  • 7:47pm May 18, 2013
    Books Books Arts

    'Waiting To Be Heard' No More, Amanda Knox Speaks Out

    Less than two months into her study abroad program in Italy, Amanda Knox was accused and eventually convicted of murdering her roommate, Meredith Kercher. After her conviction was overturned, Knox returned home to Seattle — and now faces a potential retrial. Knox tells her story in a new memoir.
  • 7:47pm May 18, 2013
    Books Books Arts

    Three-Minute Fiction Reading: 'Plum Baby'

    NPR's Susan Stamberg reads an excerpt of one of the best submissions for Round 11 of our short story contest. She reads Plum Baby by Carmiel Banasky of Portland, Ore.
  • 11:23am May 17, 2013
    Science Science Books

    Resetting the Theory of Time

    Generations of physicists have claimed that time is an illusion. But not all agree.
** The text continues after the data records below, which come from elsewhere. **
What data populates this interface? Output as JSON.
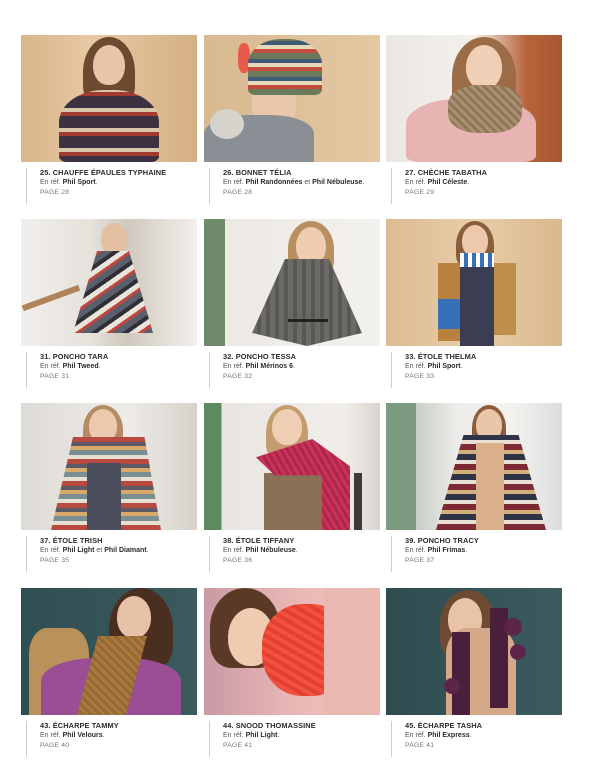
{
  "items": [
    {
      "title": "25. CHAUFFE ÉPAULES TYPHAINE",
      "ref_prefix": "En réf.",
      "yarn1": "Phil Sport",
      "connector": "",
      "yarn2": "",
      "page": "PAGE 28"
    },
    {
      "title": "26. BONNET TÉLIA",
      "ref_prefix": "En réf.",
      "yarn1": "Phil Randonnées",
      "connector": "et",
      "yarn2": "Phil Nébuleuse",
      "page": "PAGE 28"
    },
    {
      "title": "27. CHÈCHE TABATHA",
      "ref_prefix": "En réf.",
      "yarn1": "Phil Céleste",
      "connector": "",
      "yarn2": "",
      "page": "PAGE 29"
    },
    {
      "title": "31. PONCHO TARA",
      "ref_prefix": "En réf.",
      "yarn1": "Phil Tweed",
      "connector": "",
      "yarn2": "",
      "page": "PAGE 31"
    },
    {
      "title": "32. PONCHO TESSA",
      "ref_prefix": "En réf.",
      "yarn1": "Phil Mérinos 6",
      "connector": "",
      "yarn2": "",
      "page": "PAGE 32"
    },
    {
      "title": "33. ÉTOLE THELMA",
      "ref_prefix": "En réf.",
      "yarn1": "Phil Sport",
      "connector": "",
      "yarn2": "",
      "page": "PAGE 33"
    },
    {
      "title": "37. ÉTOLE TRISH",
      "ref_prefix": "En réf.",
      "yarn1": "Phil Light",
      "connector": "et",
      "yarn2": "Phil Diamant",
      "page": "PAGE 35"
    },
    {
      "title": "38. ÉTOLE TIFFANY",
      "ref_prefix": "En réf.",
      "yarn1": "Phil Nébuleuse",
      "connector": "",
      "yarn2": "",
      "page": "PAGE 36"
    },
    {
      "title": "39. PONCHO TRACY",
      "ref_prefix": "En réf.",
      "yarn1": "Phil Frimas",
      "connector": "",
      "yarn2": "",
      "page": "PAGE 37"
    },
    {
      "title": "43. ÉCHARPE TAMMY",
      "ref_prefix": "En réf.",
      "yarn1": "Phil Velours",
      "connector": "",
      "yarn2": "",
      "page": "PAGE 40"
    },
    {
      "title": "44. SNOOD THOMASSINE",
      "ref_prefix": "En réf.",
      "yarn1": "Phil Light",
      "connector": "",
      "yarn2": "",
      "page": "PAGE 41"
    },
    {
      "title": "45. ÉCHARPE TASHA",
      "ref_prefix": "En réf.",
      "yarn1": "Phil Express",
      "connector": "",
      "yarn2": "",
      "page": "PAGE 41"
    }
  ]
}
In his book Time Reborn: From the Crisis in Physics to the Future of the Universe, theoretical physicist Lee Smolin argues that time exists--and he says time is key to understanding the evolution of the universe.
  • 11:23am May 17, 2013
    World News World News Science Books

    Insects May Be The Taste Of The Next Generation, Report Says

    A report from the UN Food and Agriculture Organization says insects offer a huge potential for improving the world's food security. Peter Menzel, co-author of Man Eating Bugs, describes some insect-based cuisine and the western aversion to creepy-crawly snacks.
  • Would Mel Brooks' famous 2,000-Year-Old Man have understood modern language? Researchers say there's a possibility.
    ABC/Photofest
    5:41pm May 14, 2013
    Science Science Books Arts

    Could You Talk To A Caveman? Scientists Say It's Possible

    Researchers at the University of Reading are speculating that today's languages share a common root dating as far back as the last Ice Age. Words like "mother," "man" and "ashes" are categorized as "ultraconserved," meaning they are survivors of a lost language from which many modern tongues are descended.
  • Cover of Impossible Odds
    1:19pm May 14, 2013
    Books Books Arts

    In Somalia, Surviving A Kidnapping Against 'Impossible Odds'

    In 2011, Jessica Buchanan, an aid worker in Somalia, was kidnapped by land pirates. For 93 days she fought off despair while her husband, Erik Landemalm, wondered if he'd ever see her again. In a two-part interview, Buchanan and Landemalm recall Buchanan's capture and her dramatic rescue by Navy SEALs.
  • Vice President Spiro Agnew (right) and former President Lyndon Johnson view the liftoff of Apollo 11 from the stands at the Kennedy Space Center on July 16, 1969.
    NASA / Getty Images
    3:39pm May 13, 2013
    National National Books Arts

    In 'Passage,' Caro Mines LBJ's Changing Political Roles

    The fourth volume in Robert Caro's monumental biography of Lyndon Johnson is The Passage of Power; it explores the period between 1958 and 1964 during which Johnson went from powerful Senate majority leader to powerless vice president to — suddenly — president of the United States.